BEGIN

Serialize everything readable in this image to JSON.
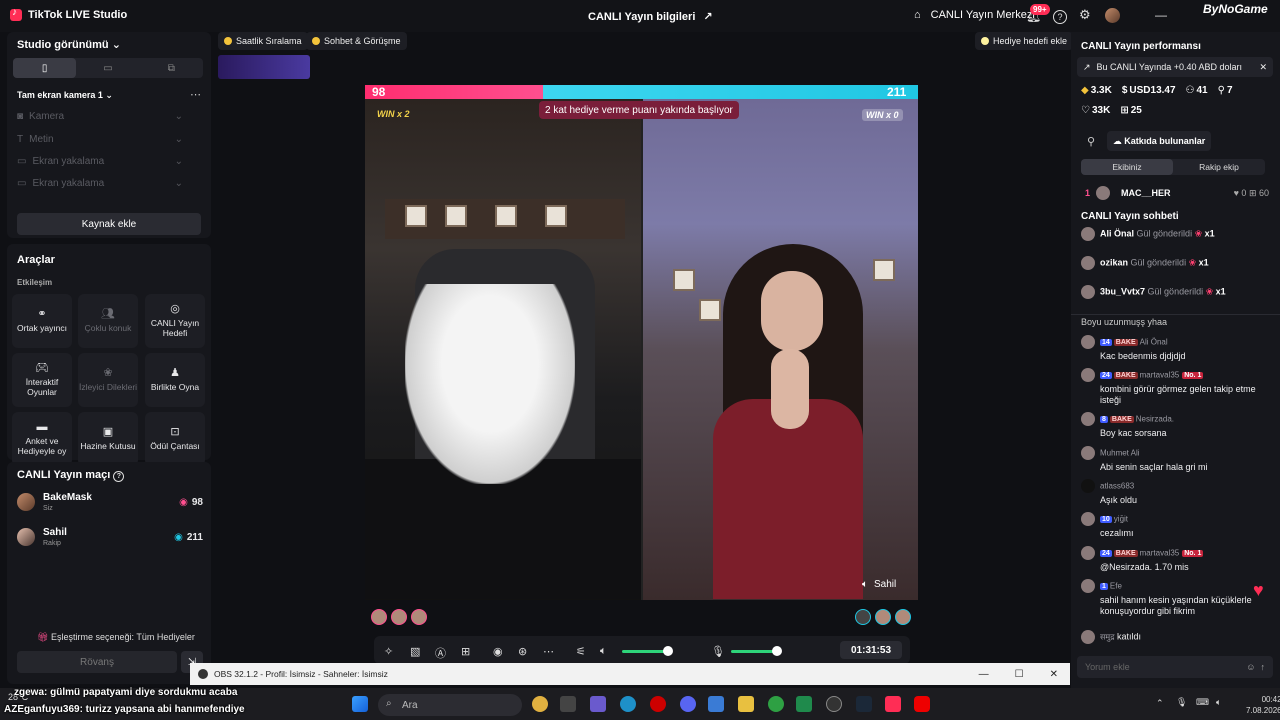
{
  "app": {
    "title": "TikTok LIVE Studio",
    "center_title": "CANLI Yayın bilgileri",
    "center_link": "CANLI Yayın Merkezi",
    "notif_count": "99+",
    "brand": "ByNoGame"
  },
  "studio": {
    "title": "Studio görünümü",
    "scene": "Tam ekran kamera 1",
    "sources": [
      "Kamera",
      "Metin",
      "Ekran yakalama",
      "Ekran yakalama"
    ],
    "add_source": "Kaynak ekle"
  },
  "tools": {
    "title": "Araçlar",
    "section": "Etkileşim",
    "items": [
      {
        "label": "Ortak yayıncı",
        "icon": "link-icon"
      },
      {
        "label": "Çoklu konuk",
        "icon": "users-icon"
      },
      {
        "label": "CANLI Yayın Hedefi",
        "icon": "target-icon"
      },
      {
        "label": "İnteraktif Oyunlar",
        "icon": "gamepad-icon"
      },
      {
        "label": "İzleyici Dilekleri",
        "icon": "gift-icon"
      },
      {
        "label": "Birlikte Oyna",
        "icon": "person-icon"
      },
      {
        "label": "Anket ve Hediyeyle oy",
        "icon": "poll-icon"
      },
      {
        "label": "Hazine Kutusu",
        "icon": "treasure-icon"
      },
      {
        "label": "Ödül Çantası",
        "icon": "bag-icon"
      }
    ]
  },
  "match": {
    "title": "CANLI Yayın maçı",
    "players": [
      {
        "name": "BakeMask",
        "role": "Siz",
        "score": "98"
      },
      {
        "name": "Sahil",
        "role": "Rakip",
        "score": "211"
      }
    ],
    "pairing": "Eşleştirme seçeneği: Tüm Hediyeler",
    "rematch": "Rövanş"
  },
  "chips": {
    "hourly": "Saatlik Sıralama",
    "chat": "Sohbet & Görüşme",
    "goal": "Hediye hedefi ekle"
  },
  "battle": {
    "left_score": "98",
    "right_score": "211",
    "banner": "2 kat hediye verme puanı yakında başlıyor",
    "left_win": "WIN x 2",
    "right_win": "WIN x 0",
    "right_name": "Sahil",
    "timer": "01:31:53"
  },
  "performance": {
    "title": "CANLI Yayın performansı",
    "notice": "Bu CANLI Yayında +0.40 ABD doları",
    "stats1": [
      "3.3K",
      "USD13.47",
      "41",
      "7"
    ],
    "stats2": [
      "33K",
      "25"
    ],
    "contributors": "Katkıda bulunanlar",
    "tab_team": "Ekibiniz",
    "tab_rival": "Rakip ekip",
    "top_rank": "1",
    "top_name": "MAC__HER",
    "top_a": "0",
    "top_b": "60"
  },
  "chat": {
    "title": "CANLI Yayın sohbeti",
    "gifts": [
      {
        "name": "Ali Önal",
        "text": "Gül gönderildi",
        "count": "x1"
      },
      {
        "name": "ozikan",
        "text": "Gül gönderildi",
        "count": "x1"
      },
      {
        "name": "3bu_Vvtx7",
        "text": "Gül gönderildi",
        "count": "x1"
      }
    ],
    "partial": "Boyu uzunmuşş yhaa",
    "messages": [
      {
        "lvl": "14",
        "fan": "BAKE",
        "name": "Ali Önal",
        "text": "Kac bedenmis djdjdjd",
        "no1": ""
      },
      {
        "lvl": "24",
        "fan": "BAKE",
        "name": "martaval35",
        "text": "kombini görür görmez gelen takip etme isteği",
        "no1": "No. 1"
      },
      {
        "lvl": "8",
        "fan": "BAKE",
        "name": "Nesirzada.",
        "text": "Boy kac sorsana",
        "no1": ""
      },
      {
        "lvl": "",
        "fan": "",
        "name": "Muhmet Ali",
        "text": "Abi senin saçlar hala gri mi",
        "no1": ""
      },
      {
        "lvl": "",
        "fan": "",
        "name": "atlass683",
        "text": "Aşık oldu",
        "no1": ""
      },
      {
        "lvl": "10",
        "fan": "",
        "name": "yiğit",
        "text": "cezalımı",
        "no1": ""
      },
      {
        "lvl": "24",
        "fan": "BAKE",
        "name": "martaval35",
        "text": "@Nesirzada. 1.70 mis",
        "no1": "No. 1"
      },
      {
        "lvl": "1",
        "fan": "",
        "name": "Efe",
        "text": "sahil hanım kesin yaşından küçüklerle konuşuyordur gibi fikrim",
        "no1": ""
      }
    ],
    "joined_name": "समुद्र",
    "joined_text": "katıldı",
    "placeholder": "Yorum ekle"
  },
  "obs": {
    "title": "OBS 32.1.2 - Profil: İsimsiz - Sahneler: İsimsiz"
  },
  "overlay": {
    "line1": "zgewa: gülmü papatyami diye sordukmu acaba",
    "line2": "AZEganfuyu369: turizz yapsana abi hanımefendiye"
  },
  "taskbar": {
    "weather": "28°C",
    "search": "Ara",
    "time": "00:42",
    "date": "7.08.2026"
  },
  "colors": {
    "pink": "#ff2d6f",
    "cyan": "#20c7e3",
    "accent_green": "#2ed47a"
  }
}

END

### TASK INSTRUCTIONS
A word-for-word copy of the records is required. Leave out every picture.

### TASK RESPONSE
Serialize everything readable in this image to JSON.
{
  "app": {
    "title": "TikTok LIVE Studio",
    "center_title": "CANLI Yayın bilgileri",
    "center_link": "CANLI Yayın Merkezi",
    "notif_count": "99+",
    "brand": "ByNoGame"
  },
  "studio": {
    "title": "Studio görünümü",
    "scene": "Tam ekran kamera 1",
    "sources": [
      "Kamera",
      "Metin",
      "Ekran yakalama",
      "Ekran yakalama"
    ],
    "add_source": "Kaynak ekle"
  },
  "tools": {
    "title": "Araçlar",
    "section": "Etkileşim",
    "items": [
      {
        "label": "Ortak yayıncı",
        "icon": "link-icon"
      },
      {
        "label": "Çoklu konuk",
        "icon": "users-icon"
      },
      {
        "label": "CANLI Yayın Hedefi",
        "icon": "target-icon"
      },
      {
        "label": "İnteraktif Oyunlar",
        "icon": "gamepad-icon"
      },
      {
        "label": "İzleyici Dilekleri",
        "icon": "gift-icon"
      },
      {
        "label": "Birlikte Oyna",
        "icon": "person-icon"
      },
      {
        "label": "Anket ve Hediyeyle oy",
        "icon": "poll-icon"
      },
      {
        "label": "Hazine Kutusu",
        "icon": "treasure-icon"
      },
      {
        "label": "Ödül Çantası",
        "icon": "bag-icon"
      }
    ]
  },
  "match": {
    "title": "CANLI Yayın maçı",
    "players": [
      {
        "name": "BakeMask",
        "role": "Siz",
        "score": "98"
      },
      {
        "name": "Sahil",
        "role": "Rakip",
        "score": "211"
      }
    ],
    "pairing": "Eşleştirme seçeneği: Tüm Hediyeler",
    "rematch": "Rövanş"
  },
  "chips": {
    "hourly": "Saatlik Sıralama",
    "chat": "Sohbet & Görüşme",
    "goal": "Hediye hedefi ekle"
  },
  "battle": {
    "left_score": "98",
    "right_score": "211",
    "banner": "2 kat hediye verme puanı yakında başlıyor",
    "left_win": "WIN x 2",
    "right_win": "WIN x 0",
    "right_name": "Sahil",
    "timer": "01:31:53"
  },
  "performance": {
    "title": "CANLI Yayın performansı",
    "notice": "Bu CANLI Yayında +0.40 ABD doları",
    "stats1": [
      "3.3K",
      "USD13.47",
      "41",
      "7"
    ],
    "stats2": [
      "33K",
      "25"
    ],
    "contributors": "Katkıda bulunanlar",
    "tab_team": "Ekibiniz",
    "tab_rival": "Rakip ekip",
    "top_rank": "1",
    "top_name": "MAC__HER",
    "top_a": "0",
    "top_b": "60"
  },
  "chat": {
    "title": "CANLI Yayın sohbeti",
    "gifts": [
      {
        "name": "Ali Önal",
        "text": "Gül gönderildi",
        "count": "x1"
      },
      {
        "name": "ozikan",
        "text": "Gül gönderildi",
        "count": "x1"
      },
      {
        "name": "3bu_Vvtx7",
        "text": "Gül gönderildi",
        "count": "x1"
      }
    ],
    "partial": "Boyu uzunmuşş yhaa",
    "messages": [
      {
        "lvl": "14",
        "fan": "BAKE",
        "name": "Ali Önal",
        "text": "Kac bedenmis djdjdjd",
        "no1": ""
      },
      {
        "lvl": "24",
        "fan": "BAKE",
        "name": "martaval35",
        "text": "kombini görür görmez gelen takip etme isteği",
        "no1": "No. 1"
      },
      {
        "lvl": "8",
        "fan": "BAKE",
        "name": "Nesirzada.",
        "text": "Boy kac sorsana",
        "no1": ""
      },
      {
        "lvl": "",
        "fan": "",
        "name": "Muhmet Ali",
        "text": "Abi senin saçlar hala gri mi",
        "no1": ""
      },
      {
        "lvl": "",
        "fan": "",
        "name": "atlass683",
        "text": "Aşık oldu",
        "no1": ""
      },
      {
        "lvl": "10",
        "fan": "",
        "name": "yiğit",
        "text": "cezalımı",
        "no1": ""
      },
      {
        "lvl": "24",
        "fan": "BAKE",
        "name": "martaval35",
        "text": "@Nesirzada. 1.70 mis",
        "no1": "No. 1"
      },
      {
        "lvl": "1",
        "fan": "",
        "name": "Efe",
        "text": "sahil hanım kesin yaşından küçüklerle konuşuyordur gibi fikrim",
        "no1": ""
      }
    ],
    "joined_name": "समुद्र",
    "joined_text": "katıldı",
    "placeholder": "Yorum ekle"
  },
  "obs": {
    "title": "OBS 32.1.2 - Profil: İsimsiz - Sahneler: İsimsiz"
  },
  "overlay": {
    "line1": "zgewa: gülmü papatyami diye sordukmu acaba",
    "line2": "AZEganfuyu369: turizz yapsana abi hanımefendiye"
  },
  "taskbar": {
    "weather": "28°C",
    "search": "Ara",
    "time": "00:42",
    "date": "7.08.2026"
  },
  "colors": {
    "pink": "#ff2d6f",
    "cyan": "#20c7e3",
    "accent_green": "#2ed47a"
  }
}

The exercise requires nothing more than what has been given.